The Ragsdale Lair: Organizing an Artist


As one of the most well-known and capable painters Indianapolis has to offer, Kyle Ragsdale is a busy man. Not only does he create work for his own shows, he is exceptionally interested in the theater, for which he creates set designs and makes posters. However, all this activity doesn’t leave much time for organization, which is why he has appointed me to organize his studio at the Harrison Center. If you’ve ever visited the studio, on a First Friday or otherwise, you’ve seen the intriguing, chaotic lair in which Ragsdale does the majority of his work. Bit by bit, section by section, I’m going through clearing out trash, filing away papers, cleaning paint brushes, and boxing up supplies while simultaneously trying to retain the magic and mystery that exists there. Every corner, case, and crevice yields up new treasures that hint at where the inspiration behind the surrounding paintings comes from.
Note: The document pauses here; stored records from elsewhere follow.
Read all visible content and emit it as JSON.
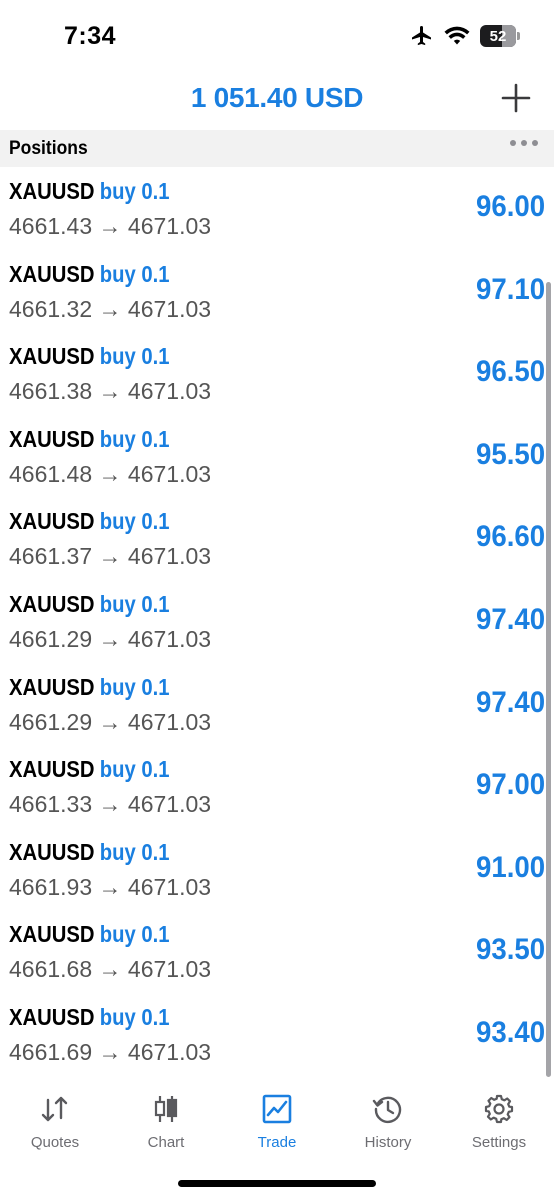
{
  "status_bar": {
    "time": "7:34",
    "battery": "52",
    "icons": [
      "airplane-icon",
      "wifi-icon",
      "battery-icon"
    ]
  },
  "header": {
    "balance": "1 051.40 USD",
    "add_icon": "plus-icon"
  },
  "section": {
    "title": "Positions",
    "more_icon": "ellipsis-icon"
  },
  "positions": [
    {
      "symbol": "XAUUSD",
      "side": "buy 0.1",
      "prices": "4661.43 → 4671.03",
      "profit": "96.00"
    },
    {
      "symbol": "XAUUSD",
      "side": "buy 0.1",
      "prices": "4661.32 → 4671.03",
      "profit": "97.10"
    },
    {
      "symbol": "XAUUSD",
      "side": "buy 0.1",
      "prices": "4661.38 → 4671.03",
      "profit": "96.50"
    },
    {
      "symbol": "XAUUSD",
      "side": "buy 0.1",
      "prices": "4661.48 → 4671.03",
      "profit": "95.50"
    },
    {
      "symbol": "XAUUSD",
      "side": "buy 0.1",
      "prices": "4661.37 → 4671.03",
      "profit": "96.60"
    },
    {
      "symbol": "XAUUSD",
      "side": "buy 0.1",
      "prices": "4661.29 → 4671.03",
      "profit": "97.40"
    },
    {
      "symbol": "XAUUSD",
      "side": "buy 0.1",
      "prices": "4661.29 → 4671.03",
      "profit": "97.40"
    },
    {
      "symbol": "XAUUSD",
      "side": "buy 0.1",
      "prices": "4661.33 → 4671.03",
      "profit": "97.00"
    },
    {
      "symbol": "XAUUSD",
      "side": "buy 0.1",
      "prices": "4661.93 → 4671.03",
      "profit": "91.00"
    },
    {
      "symbol": "XAUUSD",
      "side": "buy 0.1",
      "prices": "4661.68 → 4671.03",
      "profit": "93.50"
    },
    {
      "symbol": "XAUUSD",
      "side": "buy 0.1",
      "prices": "4661.69 → 4671.03",
      "profit": "93.40"
    }
  ],
  "tabs": [
    {
      "label": "Quotes",
      "icon": "quotes-arrows-icon",
      "active": false
    },
    {
      "label": "Chart",
      "icon": "candlestick-icon",
      "active": false
    },
    {
      "label": "Trade",
      "icon": "trade-chart-icon",
      "active": true
    },
    {
      "label": "History",
      "icon": "history-clock-icon",
      "active": false
    },
    {
      "label": "Settings",
      "icon": "gear-icon",
      "active": false
    }
  ],
  "colors": {
    "accent": "#1a7fe0",
    "section_bg": "#f2f2f2",
    "secondary_text": "#555555",
    "tab_inactive": "#6d6d72"
  }
}
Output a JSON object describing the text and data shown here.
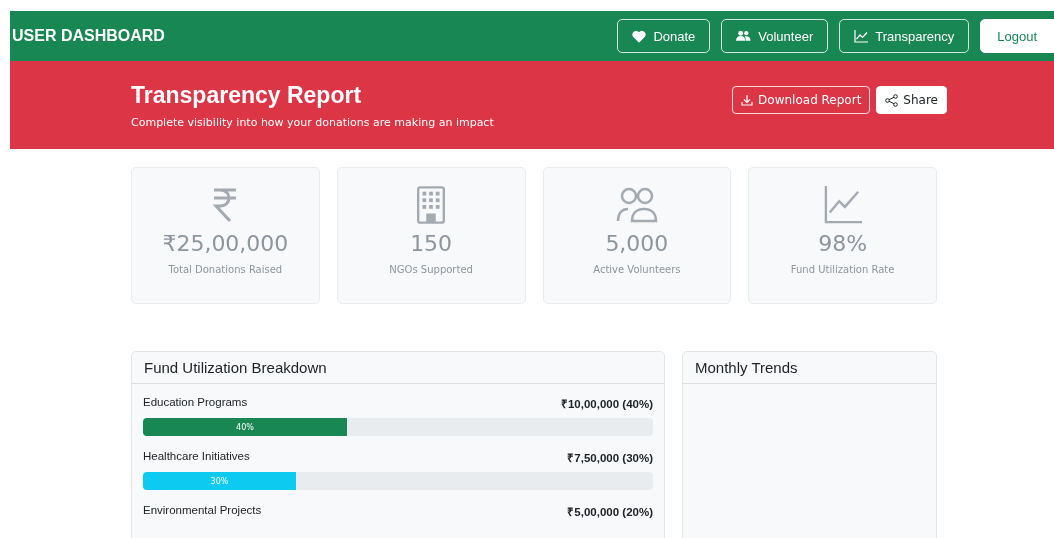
{
  "navbar": {
    "brand": "USER DASHBOARD",
    "buttons": [
      {
        "kind": "heart",
        "label": "Donate"
      },
      {
        "kind": "people",
        "label": "Volunteer"
      },
      {
        "kind": "chart",
        "label": "Transparency"
      },
      {
        "kind": "plain",
        "label": "Logout"
      }
    ]
  },
  "header": {
    "title": "Transparency Report",
    "subtitle": "Complete visibility into how your donations are making an impact",
    "buttons": [
      {
        "kind": "download",
        "label": "Download Report"
      },
      {
        "kind": "share",
        "label": "Share"
      }
    ]
  },
  "stats": [
    {
      "kind": "rupee",
      "value": "₹25,00,000",
      "label": "Total Donations Raised"
    },
    {
      "kind": "building",
      "value": "150",
      "label": "NGOs Supported"
    },
    {
      "kind": "people",
      "value": "5,000",
      "label": "Active Volunteers"
    },
    {
      "kind": "chart",
      "value": "98%",
      "label": "Fund Utilization Rate"
    }
  ],
  "breakdown": {
    "title": "Fund Utilization Breakdown",
    "items": [
      {
        "name": "Education Programs",
        "amount": "₹10,00,000 (40%)",
        "level": 0.4,
        "bar_label": "40%",
        "color": "#198754"
      },
      {
        "name": "Healthcare Initiatives",
        "amount": "₹7,50,000 (30%)",
        "level": 0.3,
        "bar_label": "30%",
        "color": "#0dcaf0"
      },
      {
        "name": "Environmental Projects",
        "amount": "₹5,00,000 (20%)"
      }
    ]
  },
  "trends": {
    "title": "Monthly Trends"
  }
}
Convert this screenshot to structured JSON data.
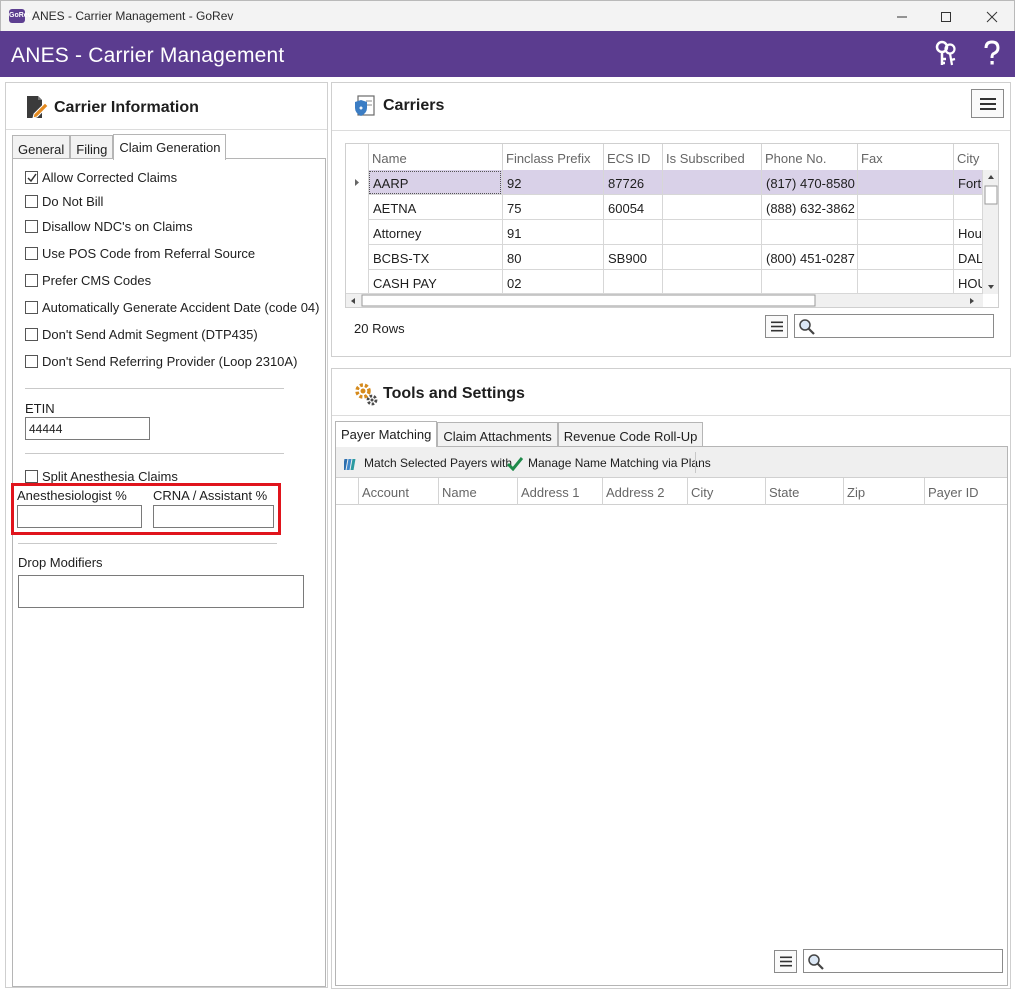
{
  "window": {
    "title": "ANES - Carrier Management - GoRev",
    "app_icon": "GoRev"
  },
  "header": {
    "title": "ANES - Carrier Management"
  },
  "carrier_info": {
    "title": "Carrier Information",
    "tabs": [
      "General",
      "Filing",
      "Claim Generation"
    ],
    "active_tab": "Claim Generation",
    "checkboxes": [
      {
        "label": "Allow Corrected Claims",
        "checked": true
      },
      {
        "label": "Do Not Bill",
        "checked": false
      },
      {
        "label": "Disallow NDC's on Claims",
        "checked": false
      },
      {
        "label": "Use POS Code from Referral Source",
        "checked": false
      },
      {
        "label": "Prefer CMS Codes",
        "checked": false
      },
      {
        "label": "Automatically Generate Accident Date (code 04)",
        "checked": false
      },
      {
        "label": "Don't Send Admit Segment (DTP435)",
        "checked": false
      },
      {
        "label": "Don't Send Referring Provider (Loop 2310A)",
        "checked": false
      }
    ],
    "etin_label": "ETIN",
    "etin_value": "44444",
    "split_anesthesia_label": "Split Anesthesia Claims",
    "split_anesthesia_checked": false,
    "anesthesiologist_label": "Anesthesiologist %",
    "anesthesiologist_value": "",
    "crna_label": "CRNA / Assistant %",
    "crna_value": "",
    "drop_modifiers_label": "Drop Modifiers",
    "drop_modifiers_value": ""
  },
  "carriers": {
    "title": "Carriers",
    "columns": [
      "Name",
      "Finclass Prefix",
      "ECS ID",
      "Is Subscribed",
      "Phone No.",
      "Fax",
      "City"
    ],
    "rows": [
      [
        "AARP",
        "92",
        "87726",
        "",
        "(817) 470-8580",
        "",
        "Fort"
      ],
      [
        "AETNA",
        "75",
        "60054",
        "",
        "(888) 632-3862",
        "",
        ""
      ],
      [
        "Attorney",
        "91",
        "",
        "",
        "",
        "",
        "Hou"
      ],
      [
        "BCBS-TX",
        "80",
        "SB900",
        "",
        "(800) 451-0287",
        "",
        "DAL"
      ],
      [
        "CASH PAY",
        "02",
        "",
        "",
        "",
        "",
        "HOU"
      ]
    ],
    "selected_row": 0,
    "row_count": "20 Rows",
    "search_value": ""
  },
  "tools": {
    "title": "Tools and Settings",
    "tabs": [
      "Payer Matching",
      "Claim Attachments",
      "Revenue Code Roll-Up"
    ],
    "active_tab": "Payer Matching",
    "toolbar": {
      "match_label": "Match Selected Payers with",
      "manage_label": "Manage Name Matching via Plans"
    },
    "columns": [
      "Account",
      "Name",
      "Address 1",
      "Address 2",
      "City",
      "State",
      "Zip",
      "Payer ID"
    ],
    "search_value": ""
  },
  "colors": {
    "header_purple": "#5b3c8f",
    "selection": "#d9d1e8",
    "highlight_red": "#e0141c"
  }
}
The studio is a bit like a grand canyon; the layers of items represent different time periods. On top are images Ragsdale is currently working from, tubes of paint he is still using, books he is reading, and new canvases waiting to be unboxed. Going a little deeper you uncover whole paintings and drawings from recent years that still have memories of events and eras attached to them. My favorite, though, has been the innermost sanctum of the room where the oldest works and wonders are found. One drawing rack in particular contains pieces that are barely recognizable as kin to the ones that hide them. This is where the evolution of the work is so easily traceable; and this is what makes the job so fascinating. The comparison of old and new, the correlation between years, the paralleling of styles. Maybe this concept has no practical application other than amusement or reminiscence. And maybe not everyone wants to keep everything they create. But it does encourage one, artist or not, to keep a few mementos to uncover at a future date.